Today when a very few own just about all the mainstream media, so we get to pick a flavor of coverage more than the news itself, you never read/hear of a radio or TV station NOT getting its license renewed (hasn't happened in decades) so the Sunday morning TV programming is kind of like a broadcast equivalent of an appendix. It's there because it's always been there and no one knows why.

Yesterday I stumbled across a war criminal, sorry, no other way to type it as "former Vice President of the United States" just takes too damn long, Richard (yes, he really is a Dick) Cheney on NBC's "Meet the Press." He was outraged over the release last week of a scathing indictment of the Central Intelligence Agency's first decade of response to terrorism after the attacks of 9-11-01.

I've slogged through a little more than half of it-and that's about 50% more than has Mr. Cheney who popped up opposite Sweeney Todd's brother, Chuck. Mr. Cheney seemed perversely proud to have not read any of it while discounting all of its claims but and even prouder of results he claims the torture accomplished though no one else seems to have been able to prove any of that.

He always struck me as someone who wasn't an especial fan of reading but a big fan of whatever it took to get information and if that included torture, oh well, so I guess I should be glad he's remained consistent. That he remains unindicted is the part that concerns me now. He, and I don't pretend to know how many others, committed crimes in my name, confident they would never be discovered and if disclosed never believed and if believed never prosecuted for the evil incarnate that they were and are.

You should read this Mr. Cheney-and in light of the ass that I believe you to be, consider it a form of rectal rehydration while you wait for the International Court at The Hague to process and serve you. Actions have consequences, sir. We are what we do and what we allow to be done in our name. Not in mine. Never.
-bill kenny

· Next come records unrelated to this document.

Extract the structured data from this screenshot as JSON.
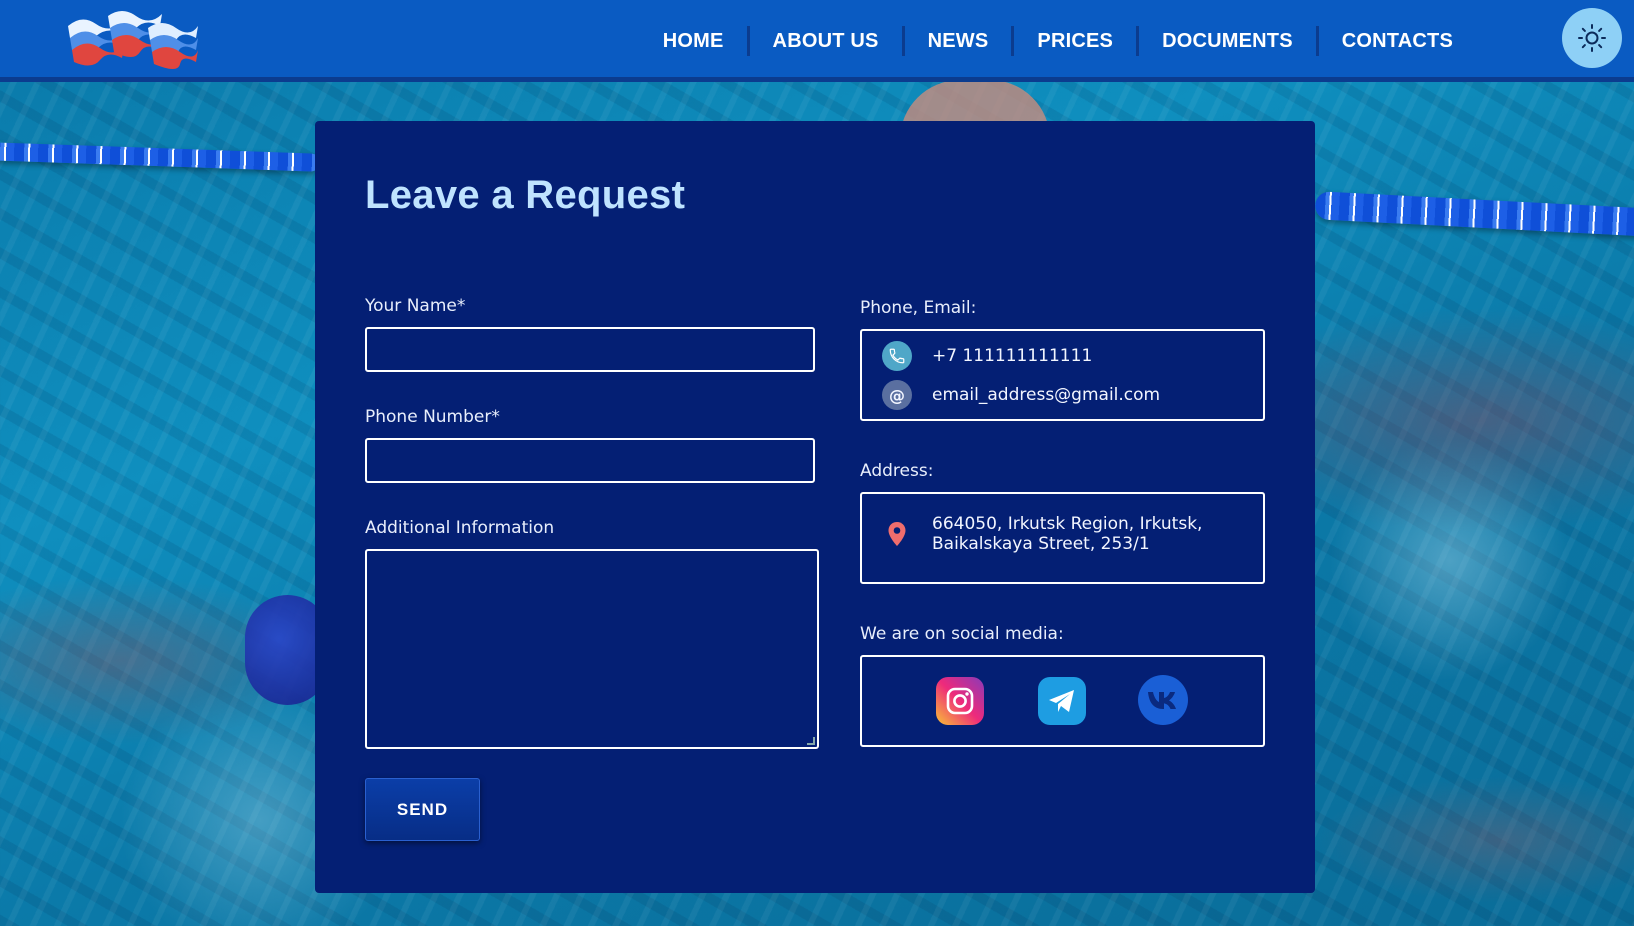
{
  "header": {
    "nav": [
      {
        "label": "HOME"
      },
      {
        "label": "ABOUT US"
      },
      {
        "label": "NEWS"
      },
      {
        "label": "PRICES"
      },
      {
        "label": "DOCUMENTS"
      },
      {
        "label": "CONTACTS"
      }
    ],
    "theme_icon": "sun-icon"
  },
  "form": {
    "title": "Leave a Request",
    "name_label": "Your Name*",
    "name_value": "",
    "phone_label": "Phone Number*",
    "phone_value": "",
    "info_label": "Additional Information",
    "info_value": "",
    "send_label": "SEND"
  },
  "contacts": {
    "phone_email_label": "Phone, Email:",
    "phone": "+7 111111111111",
    "email": "email_address@gmail.com",
    "address_label": "Address:",
    "address_line1": "664050, Irkutsk Region, Irkutsk,",
    "address_line2": "Baikalskaya Street, 253/1",
    "social_label": "We are on social media:",
    "social": [
      {
        "name": "instagram-icon"
      },
      {
        "name": "telegram-icon"
      },
      {
        "name": "vk-icon"
      }
    ]
  },
  "colors": {
    "header": "#0a5bc2",
    "card": "#041f74",
    "title": "#bfe3ff",
    "theme_button": "#8ed0f6"
  }
}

Sunday, December 14, 2014

The Echoes of Laughter Have Faded

As an oldest child I spend a lot of time fretting over what is and what could have been, often failing badly to see my role and responsibility in moving from the former to the latter.

Today is an anniversary of sorts for something so many of us couldn't grasp when when it happened, and, I confess, I still didn't "get" any better when we observed its first anniversary. Today, two years on, I don't think we're any closer to understanding except now we have numbers to argue about as well.

I'm not any smarter today than I was a year ago except to realize that I'm not any smarter. and am no closer to understanding now than I was then. Here's the words I offered a year ago-they remain as inadequate as they were at the time.

I cannot imagine how long this day is for a parent who suffered the loss of a child, a husband of a wife, a son or daughter of a parent, but I do know that today in Newtown, Connecticut, every one trying to heal will hurt again.

Everywhere we turn today will be accounts recounting everything that everyone will ever know about an unthinkable tragedy that happened one year ago today but
there is one thing we with all of our research and analysis will never know.

For a small town whose residents will always have broken hearts that can never heal today is just the next day in the unending tragedy that will only end when all memory of what happened has gone. And that will never happen.

Even if you have a problem with God, or in my case S/He with me, maybe a truce is in order so that you can remember the twenty-six angels who entered heaven a year ago today.

-bill kenny